WHAT TO PRODUCE
Gather each line in the entries that includes the string "name".

══════

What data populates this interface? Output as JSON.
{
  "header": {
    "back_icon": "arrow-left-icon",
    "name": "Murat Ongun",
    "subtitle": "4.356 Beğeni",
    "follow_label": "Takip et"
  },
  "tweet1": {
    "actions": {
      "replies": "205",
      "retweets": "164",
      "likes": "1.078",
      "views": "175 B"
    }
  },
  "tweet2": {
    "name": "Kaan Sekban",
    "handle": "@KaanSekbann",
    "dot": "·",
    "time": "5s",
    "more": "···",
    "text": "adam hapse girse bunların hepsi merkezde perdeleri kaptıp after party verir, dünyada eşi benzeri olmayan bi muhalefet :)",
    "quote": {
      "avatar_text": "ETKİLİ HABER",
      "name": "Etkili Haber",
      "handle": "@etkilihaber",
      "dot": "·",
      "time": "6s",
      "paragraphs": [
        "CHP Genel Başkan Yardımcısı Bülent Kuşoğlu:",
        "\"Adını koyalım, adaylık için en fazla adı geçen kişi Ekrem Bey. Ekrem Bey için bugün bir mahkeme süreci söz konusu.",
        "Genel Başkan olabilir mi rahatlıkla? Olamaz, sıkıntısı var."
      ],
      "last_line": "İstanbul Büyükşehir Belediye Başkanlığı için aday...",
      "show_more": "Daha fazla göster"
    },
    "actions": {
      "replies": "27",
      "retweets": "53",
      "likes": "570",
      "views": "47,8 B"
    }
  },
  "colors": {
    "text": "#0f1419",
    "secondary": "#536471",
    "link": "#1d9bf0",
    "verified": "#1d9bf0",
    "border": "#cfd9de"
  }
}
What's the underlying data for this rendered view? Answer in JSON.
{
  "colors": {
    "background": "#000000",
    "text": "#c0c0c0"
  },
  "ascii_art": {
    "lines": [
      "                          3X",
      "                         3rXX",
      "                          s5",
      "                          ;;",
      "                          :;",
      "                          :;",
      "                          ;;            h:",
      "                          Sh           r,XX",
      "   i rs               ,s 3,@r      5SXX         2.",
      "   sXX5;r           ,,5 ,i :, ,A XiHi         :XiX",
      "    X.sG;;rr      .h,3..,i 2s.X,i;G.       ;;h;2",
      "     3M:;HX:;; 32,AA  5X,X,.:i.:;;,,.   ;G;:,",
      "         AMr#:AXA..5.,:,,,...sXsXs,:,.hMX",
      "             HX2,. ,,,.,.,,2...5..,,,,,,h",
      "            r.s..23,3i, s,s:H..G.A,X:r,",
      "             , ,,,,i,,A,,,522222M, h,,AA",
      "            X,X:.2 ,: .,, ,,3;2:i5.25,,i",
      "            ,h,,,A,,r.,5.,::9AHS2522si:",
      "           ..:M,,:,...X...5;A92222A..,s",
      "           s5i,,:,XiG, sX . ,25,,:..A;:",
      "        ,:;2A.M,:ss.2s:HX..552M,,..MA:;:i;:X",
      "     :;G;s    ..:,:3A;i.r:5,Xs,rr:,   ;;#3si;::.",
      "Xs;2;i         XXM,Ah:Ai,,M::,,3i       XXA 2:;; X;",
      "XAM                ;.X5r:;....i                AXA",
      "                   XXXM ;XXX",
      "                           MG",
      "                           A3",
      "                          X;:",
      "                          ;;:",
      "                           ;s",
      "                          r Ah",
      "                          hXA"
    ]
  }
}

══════

TASK ANSWER
    "name": "Murat Ongun",
    "name": "Kaan Sekban",
      "name": "Etkili Haber",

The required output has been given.